What will the impact of the change be? Assuming Stanford and Harvard adopt the Yale model, which seems likely to me, I suspect the real difference will be a slight shift in focus from grades to recommendations. If grades tell judges less, professors need to make up the gap. I suspect the new system will make impressing a connected professor who knows the judges and Justices an increasingly important part of the clerkship process. The recommendation from the connected professor will help tell the judges and Justices that the student with all or mostly "H" grades is really top law clerk material.

More broadly, I tentatively suspect that this shift will slightly favor Stanford over Harvard in the competition for top clerkships. Stanford is smaller, and the chances that a student will have a close relationship with a professor are greater than at Harvard. Harvard is large, and at least in the past has been infamously impersonal. Faculty enthusiasm for helping students has traditionally not been the school's forte; at least when I was there, the attitude was more than you were supposed to succeed on your own. Perhaps that has changed with Elena Kagan as Dean? I don't know. But in a wold in which personal relationships are the key to scoring a top clerkship, I would think the advantage goes to the smaller school with a better student/faculty ratio.
Within HLS, the advantage will go to the more gregarious. Whereas before a quiet, inconspicuous student (perhaps with family obligations) could count on distinguishing himself through his transcript, there will now be a much greater push to raise one's profile in the eyes of the faculty, perhaps by working as a research assistant, conducting independent study projects under a professor's supervision, or even through increased class participation. Will this new system (further) polarize classes into gunner clerk-wannabes and lazy ticket-punchers? Will shy nerds be elbowed out of the clerkship market by louder, more forceful classmates?

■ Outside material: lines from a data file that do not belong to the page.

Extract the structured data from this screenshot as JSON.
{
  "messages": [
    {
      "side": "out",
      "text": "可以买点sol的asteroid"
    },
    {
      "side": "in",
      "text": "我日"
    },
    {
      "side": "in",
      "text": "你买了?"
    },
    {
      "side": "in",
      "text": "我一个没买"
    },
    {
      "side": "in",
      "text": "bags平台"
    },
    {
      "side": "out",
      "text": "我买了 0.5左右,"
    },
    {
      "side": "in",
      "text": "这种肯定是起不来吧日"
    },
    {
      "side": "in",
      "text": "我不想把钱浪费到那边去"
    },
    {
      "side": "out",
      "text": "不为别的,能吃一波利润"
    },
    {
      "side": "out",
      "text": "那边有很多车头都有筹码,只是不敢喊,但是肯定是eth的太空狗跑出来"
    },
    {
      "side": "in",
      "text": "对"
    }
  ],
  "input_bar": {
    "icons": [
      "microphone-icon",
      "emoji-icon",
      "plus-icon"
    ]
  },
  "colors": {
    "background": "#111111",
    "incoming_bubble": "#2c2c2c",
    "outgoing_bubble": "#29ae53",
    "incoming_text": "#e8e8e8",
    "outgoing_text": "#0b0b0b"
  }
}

I guess you can't wink with only one eye showing.

Another from the uncovered meat files:
A Muslim cleric in Saudi Arabia has called on women to wear a full veil, or niqab, that reveals only one eye. Sheikh Muhammad al-Habadan said showing both eyes encouraged women to use eye make-up to look seductive.
Pop quiz, hotshot: What stops you from wearing makeup on your one visible eye?

via The Apostate

Monday, October 06, 2008

New Stuff Here!

Just FYI: Belle Lettre of Law and Letters and Scatterplot will be engaging in a blog conversation at PTN over the next several days, so you will see posts by both of us. Please feel free to comment and participate.

Reviewing Solove

It's nice when someone else does a good deal of your work for you.

Thursday, October 02, 2008

How to do stuff

Insert mandatory Heinlein quote here.

The El Dorado of Economic Theory

I was going to characterize this post as "inadvertently amusing," but isn't that just a nicer way of saying "LOL"?
10:54:41 AM Brit Friend: you might be able to build a better system than our current version of banking
10:55:01 AM bitchphd: right, of course
10:55:06 AM Brit Friend: and you might even be able to find a better system than capitalism
10:55:27 AM Brit Friend: tho no-one is entirely sure what it is or how it would function

Wednesday, October 01, 2008